In certain contexts, Law Enforcement Officers (LEOs) can be involved in substance use prevention activities in schools. Despite the relative high frequency of the involvement of LEOs in substance use prevention strategies, their work can be better guided by stronger scientific evidence supporting the effective role they might potentially play in guaranteeing a health and safe development for youth at schools.
While the UNODC/WHO International Standards on Drug Use Prevention (the Prevention Standards) reflects the value of safe, nurturing and supportive social institutions around the lives of youth to benefit from the prevention of risky behaviour as well as brings together the scientific evidence on what works and what does not work in prevention, the document meant to give guidance on how to think about prevention and evidence, i.e. it does not echo any particular evidence on the effectiveness of law enforcement-led prevention practices in substance use prevention including in school settings.
Likewise, the UNODC/UNESCO/WHO Guiding Document on Good Policy and Practice for Education Sector Responses to the Use of Alcohol, Tobacco and Drugs, does not outline a specific role of LEOs in substance use prevention. Education sector responses to the use of alcohol, tobacco and drugs; Good policy and practice in health education; Vol.:10; 2017 (unodc.org)
Nevertheless, a common framework addressed between the Prevention Standards and the guiding document is the value and importance of building individual resilience while supporting the ecological and social layers surrounding the lives of the individual to avail a nurturing and safe environment.
In their role, LEO officers could potentially play a positive layer of safety once equipped with the science of prevention. This background and the active engagement of LEO in some countries in prevention begged for the value for development of a guiding document to better support the effectiveness of their responses.
Accordingly, the UNODC with the support of the United States Bureau of International Narcotics and Law Enforcement Affairs embarked on the development of a guiding document to further strengthen the role of LEO when implicated in the substance use prevention responses in the school settings. This process included the consolidation of scientific evidence from the Prevention Standards and experts in substance use prevention as well as practical expertise from LEO practitioners.
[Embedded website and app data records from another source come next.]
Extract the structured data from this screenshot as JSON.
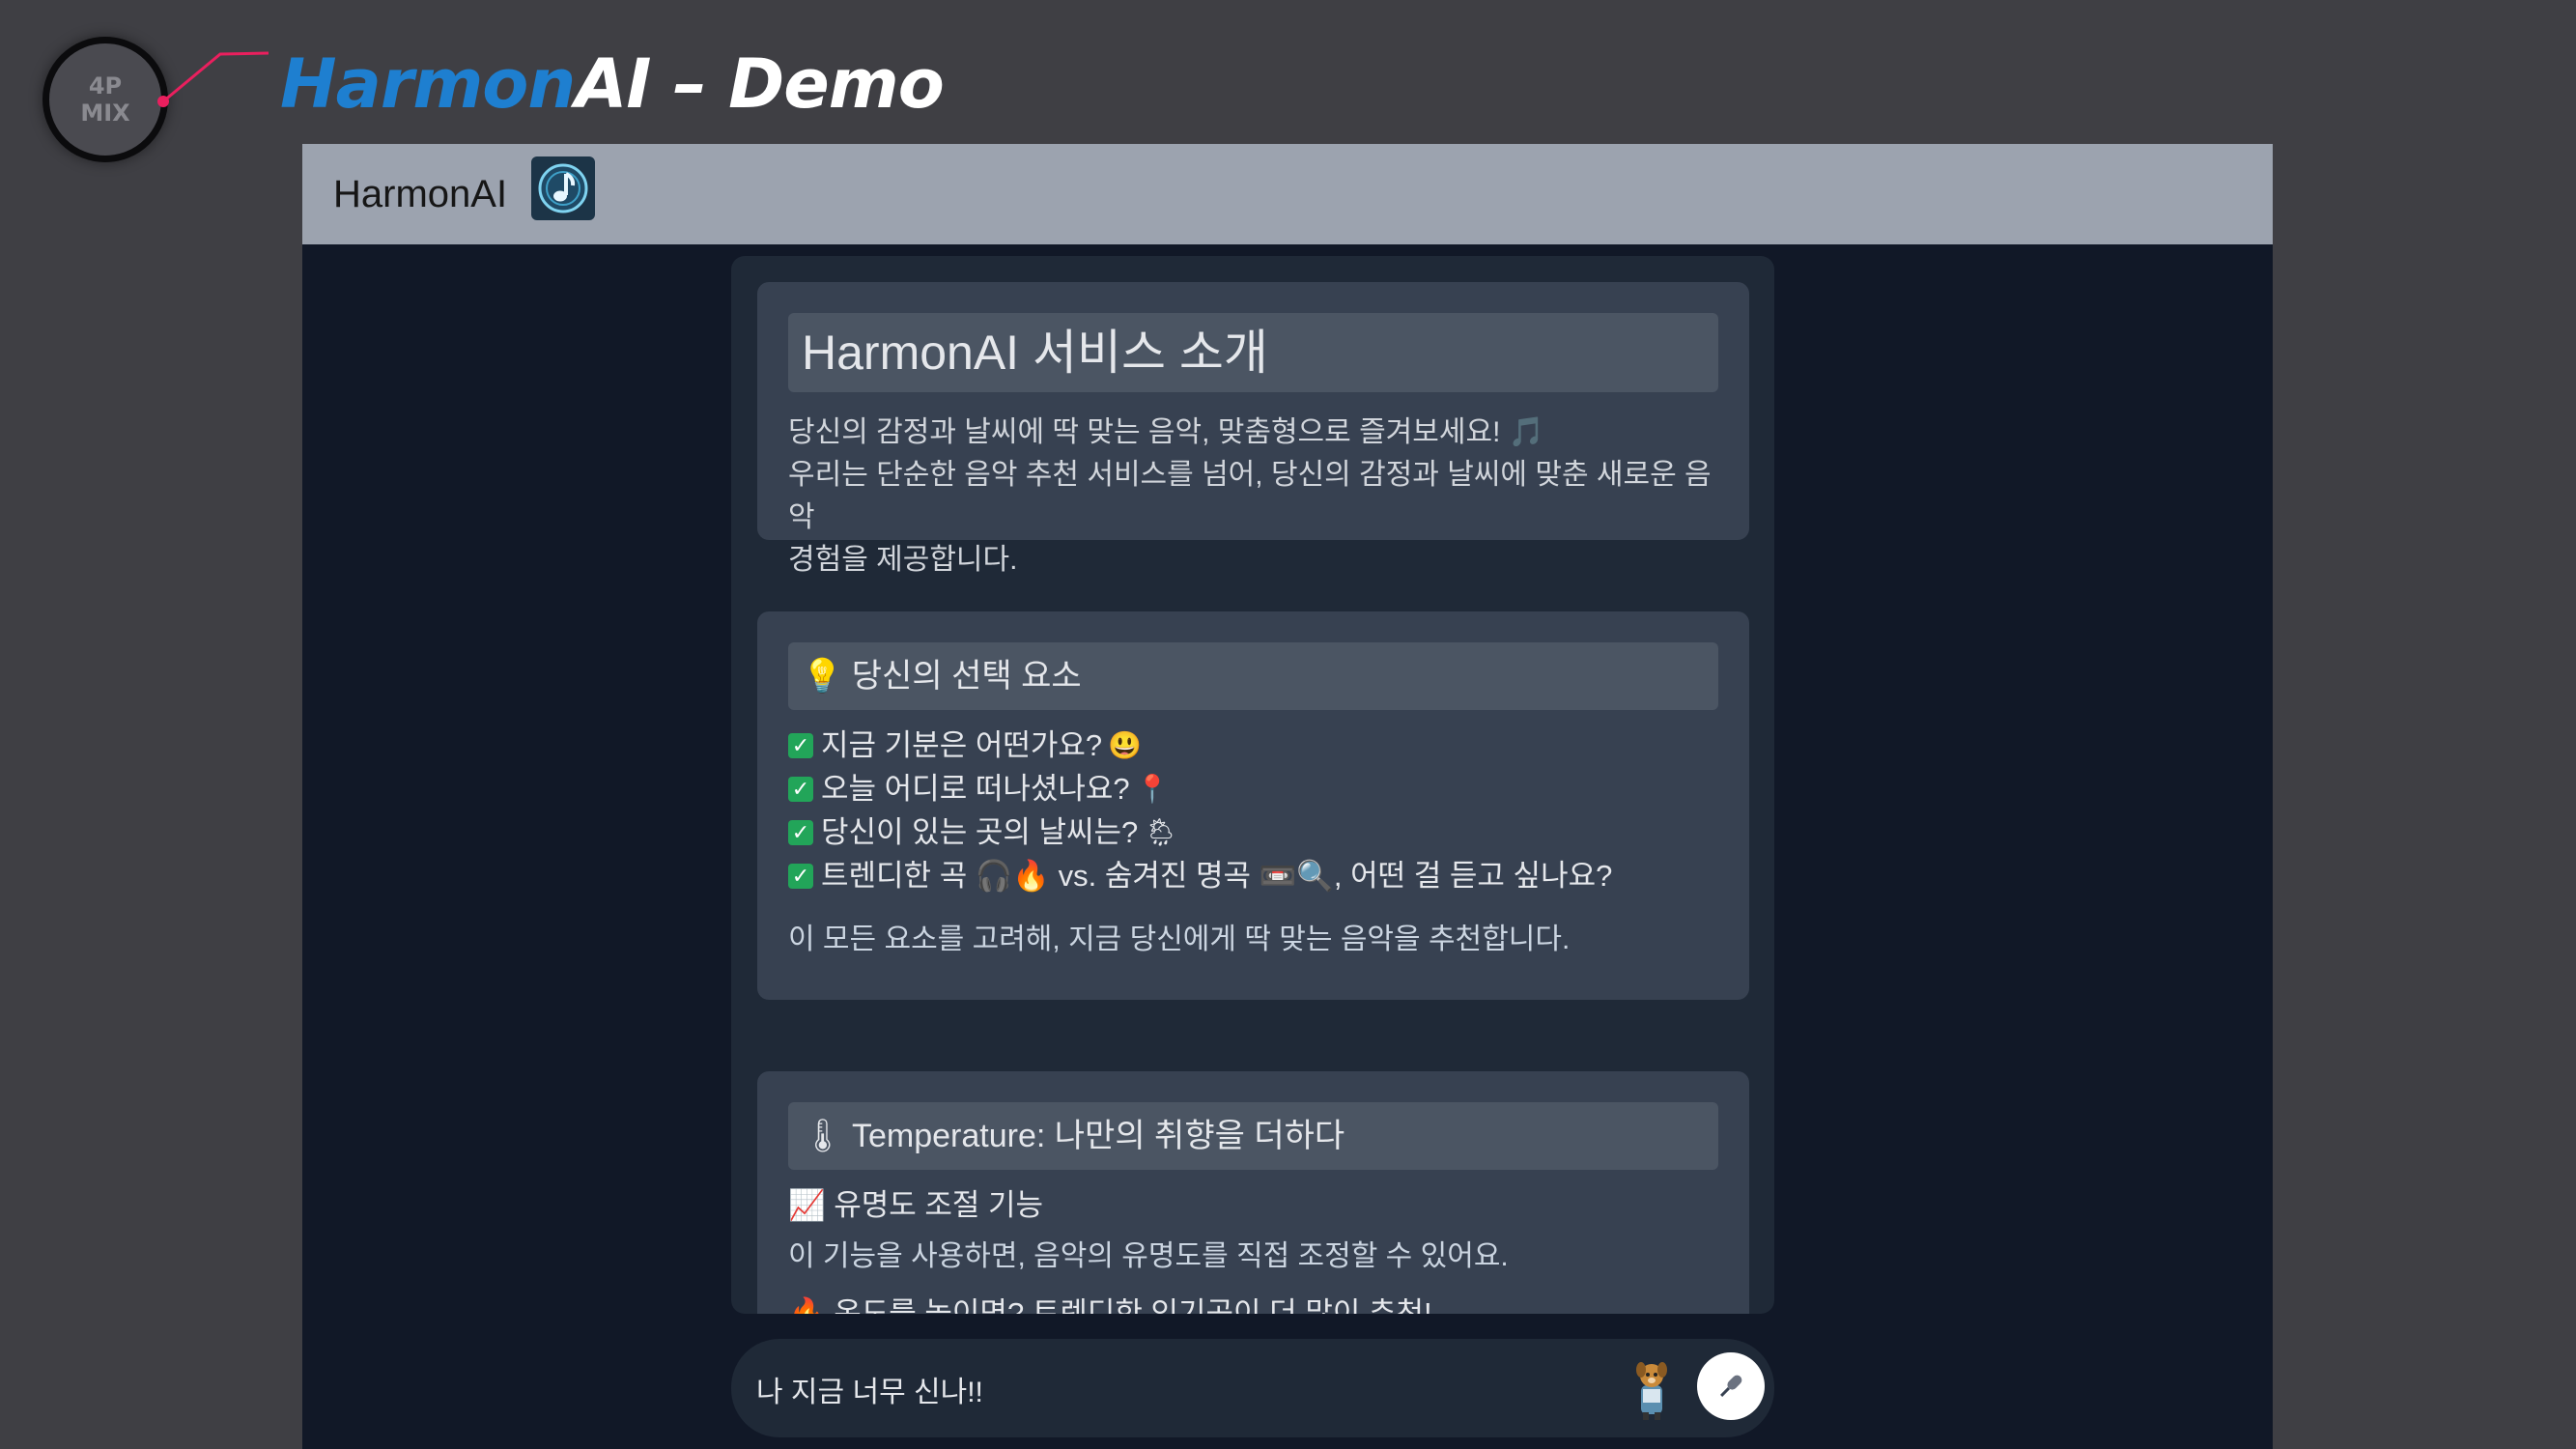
{
  "slide": {
    "logo_line1": "4P",
    "logo_line2": "MIX",
    "title_blue": "Harmon",
    "title_rest": "AI – Demo"
  },
  "navbar": {
    "brand": "HarmonAI",
    "brand_icon": "music-note-icon"
  },
  "intro_card": {
    "heading": "HarmonAI 서비스 소개",
    "line1": "당신의 감정과 날씨에 딱 맞는 음악, 맞춤형으로 즐겨보세요! 🎵",
    "line2": "우리는 단순한 음악 추천 서비스를 넘어, 당신의 감정과 날씨에 맞춘 새로운 음악",
    "line3": "경험을 제공합니다."
  },
  "choice_card": {
    "heading": "💡 당신의 선택 요소",
    "items": [
      {
        "text": "지금 기분은 어떤가요?",
        "emoji": "😃"
      },
      {
        "text": "오늘 어디로 떠나셨나요?",
        "emoji": "📍"
      },
      {
        "text": "당신이 있는 곳의 날씨는?",
        "emoji": "🌦"
      },
      {
        "text": "트렌디한 곡 🎧🔥 vs. 숨겨진 명곡 📼🔍, 어떤 걸 듣고 싶나요?",
        "emoji": ""
      }
    ],
    "summary": "이 모든 요소를 고려해, 지금 당신에게 딱 맞는 음악을 추천합니다."
  },
  "temperature_card": {
    "heading": "🌡 Temperature: 나만의 취향을 더하다",
    "feature_title": "📈 유명도 조절 기능",
    "feature_desc": "이 기능을 사용하면, 음악의 유명도를 직접 조정할 수 있어요.",
    "hot_line": "🔥 온도를 높이면? 트렌디한 인기곡이 더 많이 추천!"
  },
  "chat": {
    "input_value": "나 지금 너무 신나!!",
    "mic_icon": "microphone-icon",
    "mascot_icon": "dog-mascot-icon"
  },
  "colors": {
    "title_blue": "#1e7fd0",
    "navbar": "#9ca3af",
    "page_bg": "#111827",
    "panel": "#1f2937",
    "card": "#374151",
    "card_head": "#4b5563",
    "check_green": "#22a559",
    "pointer_pink": "#ea1f5e"
  }
}
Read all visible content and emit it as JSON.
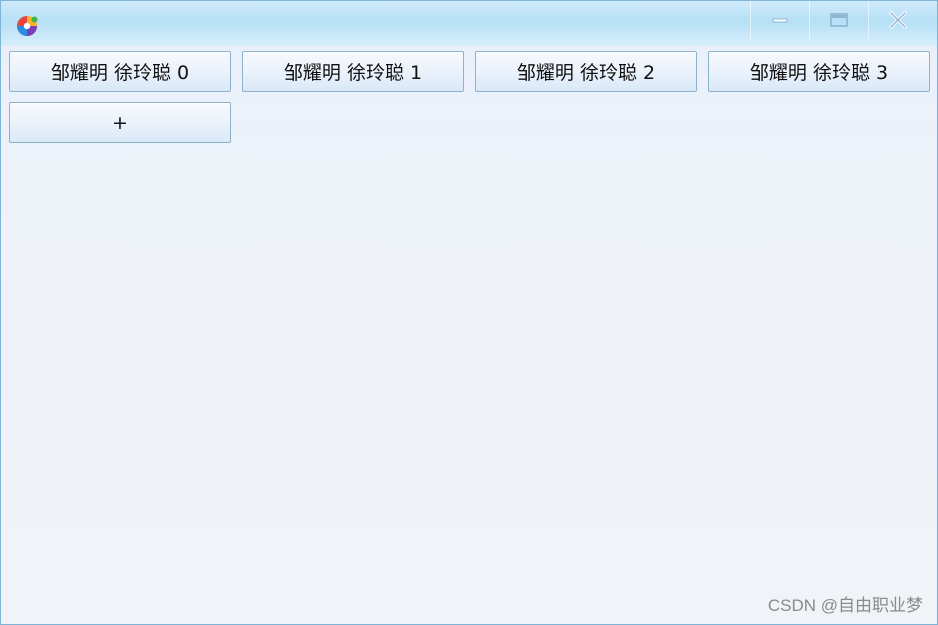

The UNODC engaged with the experts in the science of prevention as well as with nominated experts and practitioners from member states to consolidate the experiences in what works and what does not in preventing substance use within school settings in the context of law enforcement. The defined experts and practitioners met in a hybrid meeting at the UNODC headquarters in Vienna to put their final touches and give their consensus on an advanced draft of the guiding document, which will eventually be released early 2023 alongside a training material booklet for the purpose of building the capacities of LEO in how to think about the science of prevention of substance use within school settings.
Experts emphasized on the science of policing and prevention and how to use them to enhance the role of LEO in substance use prevention among youth within school settings. “There is clear overlap between science of prevention and law enforcement. Both are implicated in the health and safety of individuals.”, says Dr. Zili Sloboda (President of the Applied Prevention Science International - APSI), highlighting the importance of LEO through prevention science to strengthen their role in drug use prevention within school settings. On the effectiveness of law enforcement prevention programmes, Dr. Zila Sanchez (Associate Professor of Epidemiology at the Preventive Medicine Department of Universidade Federal de São Paulo) commented that “We have some strategies implemented in schools that are not validated or tested. There are also strategies being implemented that are proven to be ineffective. Here we need to use science of prevention to guide and help choose effective manualized programs for LEO”, which summarizes the importance of the guiding document in confining pre-existing law enforcement prevention work to evidence-based programmes. Dr. Gregor Burkhart (Principal Scientific Analyst at the European Monitoring Centre for Drugs and Drug Addiction – EMCDDA) in turn commented that the presence of police officers around the school is essential to protect children from the exposure to drugs whether through drug dealers or drug-selling points (alcohol and tobacco), hence undertaking an environmental approach to prevention is at the core of policing.
To fill the underlying gaps, the Prevention Team at the PTRS Section of the UNODC ensures setting the International Standards of Drug Use Prevention as the main compass for all prevention works worldwide as well as equipping member states with evidence-based programmes that promote substance use prevention, such as family and parenting skills programmes.
In the context of law enforcement, the UNODC is developing the guiding document to help support a change of culture on how to make use of science of prevention for the betterment of health and safety development of youth. This provides not only guidance to the officers, but also methodological and research recommendations to acquire evidence on the effectiveness of pre-existing programmes and change the paradigm of thinking when engaged in such responses.
The guidance document as well as related training package is expected to be ready by the first quarter of 2023.
For a brief overview of the process, please refer to the below:
For further information, please get in touch with Wadih Maalouf (email@example.com), Ziad El-Khatib (firstname.lastname@example.org) or Ali Yassine (email@example.com)